I totally understand that there are many doctors who are really angry at the state of the profession at the moment, and the way they feel treated. I know that, because I’m one of them. I understand, too, that there are many doctors irritated by how we as the CFoM went about promoting this webinar, and I’m sorry for my short-sightedness on how this might be received by some within a profession that is deeply hurting. I’m sorry that we didn’t do it right in the eyes of many social media commentators, and I’m committed – along with the whole team – to listening to how to ask the big questions in a constructive way for doctors, because that’s what this whole enterprise is about.
Which brings me to a reflection on the last few days on social media. I took responsibility for the way our webinar was received because I’m the lead for the group and the buck stops with me. I have no issue with that and I’m willing to own it. But the personal attacks on social media against me, and my character, from senior as well as colleagues at my own stage of training have been mind-blowing. The level of personal vitriol towards me, not least from anonymous accounts, was beyond anything I’ve ever experienced. I’m a core trainee. I don’t work for the whole host of organisations I’ve been accused of working for, I’m not a government stooge or the rest of it. I’m not trying to destroy medicine or sell people down the river. The level of misrepresentation about who and what I am, has been staggering – and it is easy enough to find out what we – as CFoM – and what I believe about medicine and the essential nature of our profession.

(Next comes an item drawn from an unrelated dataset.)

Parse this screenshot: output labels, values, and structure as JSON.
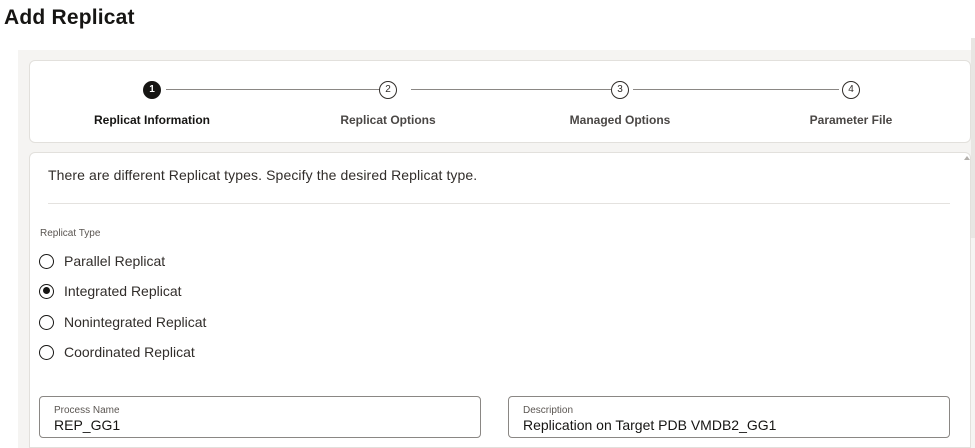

It is surely a reflection of how hurt we have been as a profession that we are willing to attack colleagues in this way and immediately assign the worst of intentions, but I just hope we might be able to do better than that. I’m pretty robust, but to be pushed as far as I have been pushed this weekend, psychologically, by anonymous and not-so-anonymous hate online has been beyond anything I ever expected from the people I work alongside, and fight alongside, day by day. Of course I have my faults, like we all do, but the abuse I have faced has at times been close to unbearable – something I have never experienced before.
We’re committed at the CFoM to play our small part in moving the conversation towards a sustainable, distinctive future for doctors. That future is one of collegiality – with others, of course, but first and foremost amongst ourselves, too. That’s what we’re about – that’s what I’m about. And I hope you might enjoy engaging with our work to get there.
Dr Charlie Bell
CFoM Chair of Commission